  4. Real-Time Courtroom Assistance:
  5. Engaging Jurors:
  6. Storytelling for Case Understanding:
 



Introducing the ChatGPT app for iOS — from openai.com
The ChatGPT app syncs your conversations, supports voice input, and brings our latest model improvements to your fingertips.

Excerpt:

Since the release of ChatGPT, we’ve heard from users that they love using ChatGPT on the go. Today, we’re launching the ChatGPT app for iOS.

The ChatGPT app is free to use and syncs your history across devices. It also integrates Whisper, our open-source speech-recognition system, enabling voice input. ChatGPT Plus subscribers get exclusive access to GPT-4’s capabilities, early access to features and faster response times, all on iOS.


Spotlight: AI Myths and MisconceptionsYour Undivided Attention — from your-undivided-attention.simplecast.com

A few episodes back, we presented Tristan Harris and Aza Raskin’s talk The AI Dilemma.
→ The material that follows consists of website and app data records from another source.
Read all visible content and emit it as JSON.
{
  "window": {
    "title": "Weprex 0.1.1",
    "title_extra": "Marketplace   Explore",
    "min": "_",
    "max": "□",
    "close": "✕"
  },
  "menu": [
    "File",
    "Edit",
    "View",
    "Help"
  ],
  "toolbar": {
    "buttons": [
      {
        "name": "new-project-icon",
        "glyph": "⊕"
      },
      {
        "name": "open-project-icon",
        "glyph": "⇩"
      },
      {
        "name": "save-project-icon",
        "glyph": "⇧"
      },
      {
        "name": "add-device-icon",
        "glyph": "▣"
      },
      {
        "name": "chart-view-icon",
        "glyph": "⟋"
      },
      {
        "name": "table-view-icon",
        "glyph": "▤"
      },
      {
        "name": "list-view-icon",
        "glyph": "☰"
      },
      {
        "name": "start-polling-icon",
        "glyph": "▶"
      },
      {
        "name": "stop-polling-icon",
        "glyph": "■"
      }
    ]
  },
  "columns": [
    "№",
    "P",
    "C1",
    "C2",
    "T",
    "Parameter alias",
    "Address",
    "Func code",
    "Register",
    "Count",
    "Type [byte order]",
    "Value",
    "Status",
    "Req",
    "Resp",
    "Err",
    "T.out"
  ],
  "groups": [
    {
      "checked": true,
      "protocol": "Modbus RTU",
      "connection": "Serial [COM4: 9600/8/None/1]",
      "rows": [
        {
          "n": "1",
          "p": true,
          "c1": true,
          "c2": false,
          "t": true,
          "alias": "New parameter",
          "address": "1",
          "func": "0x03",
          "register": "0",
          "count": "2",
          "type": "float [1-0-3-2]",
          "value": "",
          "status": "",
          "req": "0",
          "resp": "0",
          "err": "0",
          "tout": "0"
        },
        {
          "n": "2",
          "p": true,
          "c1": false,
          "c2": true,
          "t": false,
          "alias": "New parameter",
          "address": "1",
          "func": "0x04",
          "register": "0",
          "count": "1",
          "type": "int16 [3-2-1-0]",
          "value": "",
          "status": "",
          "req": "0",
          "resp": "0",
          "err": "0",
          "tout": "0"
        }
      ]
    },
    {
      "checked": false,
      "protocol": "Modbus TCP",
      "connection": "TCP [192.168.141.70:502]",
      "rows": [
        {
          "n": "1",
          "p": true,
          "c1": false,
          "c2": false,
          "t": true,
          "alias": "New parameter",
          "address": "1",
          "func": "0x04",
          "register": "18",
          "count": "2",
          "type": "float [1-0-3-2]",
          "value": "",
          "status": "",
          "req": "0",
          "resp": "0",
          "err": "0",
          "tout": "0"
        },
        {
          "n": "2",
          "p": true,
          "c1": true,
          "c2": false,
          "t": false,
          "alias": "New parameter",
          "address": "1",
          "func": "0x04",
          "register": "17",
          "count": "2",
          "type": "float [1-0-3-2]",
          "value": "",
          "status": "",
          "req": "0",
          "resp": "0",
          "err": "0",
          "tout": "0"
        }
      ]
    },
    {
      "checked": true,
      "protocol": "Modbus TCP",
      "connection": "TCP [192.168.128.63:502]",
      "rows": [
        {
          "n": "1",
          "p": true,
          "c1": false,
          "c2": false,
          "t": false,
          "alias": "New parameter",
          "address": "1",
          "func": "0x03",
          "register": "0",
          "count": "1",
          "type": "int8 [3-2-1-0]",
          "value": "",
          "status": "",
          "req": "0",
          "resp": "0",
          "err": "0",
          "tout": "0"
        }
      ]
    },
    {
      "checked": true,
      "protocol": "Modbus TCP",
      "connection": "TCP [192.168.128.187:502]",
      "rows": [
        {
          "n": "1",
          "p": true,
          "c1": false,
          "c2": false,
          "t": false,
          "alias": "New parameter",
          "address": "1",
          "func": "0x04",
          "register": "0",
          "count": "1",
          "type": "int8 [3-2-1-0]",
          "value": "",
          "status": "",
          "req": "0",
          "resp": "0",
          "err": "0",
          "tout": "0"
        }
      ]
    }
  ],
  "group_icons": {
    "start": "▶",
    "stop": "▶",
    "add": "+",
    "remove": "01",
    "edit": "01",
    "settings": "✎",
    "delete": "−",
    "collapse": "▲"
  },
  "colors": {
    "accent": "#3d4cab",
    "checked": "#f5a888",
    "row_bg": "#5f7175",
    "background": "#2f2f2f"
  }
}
People inside the companies that are building generative artificial intelligence came to us with their concerns about the rapid pace of deployment and the problems that are emerging as a result. We felt called to lay out the catastrophic risks that AI poses to society and sound the alarm on the need to upgrade our institutions for a post-AI world.

The talk resonated – over 1.6 million people have viewed it on YouTube as of this episode’s release date. The positive reception gives us hope that leaders will be willing to come to the table for a difficult but necessary conversation about AI.

However, now that so many people have watched or listened to the talk, we’ve found that there are some AI myths getting in the way of making progress. On this episode of Your Undivided Attention, we debunk five of those misconceptions.



The State of Voice Technology in 2023 — from deepgram.com; with thanks to The Rundown for this resource
Explore the latest insights on speech AI applications and automatic speech recognition (ASR) across a dozen industries, as seen by 400 business leaders surveyed for this report by Opus Research.

Report -- State Of Voice Technology in 2023 -from Deepgram

Also relevant here, see:


Your guide to AI: May 2023 — from nathanbenaich.substack.com by Nathan Benaich and Othmane Sebbouh
Welcome to the latest issue of your guide to AI, an editorialized newsletter covering key developments in AI research (particularly for this issue!), industry, geopolitics and startups during April 2023. 


NYC Public Schools Drop Ban on AI Tool ChatGPT — from bloomberg.com


 

 
© 2024 | Daniel Christian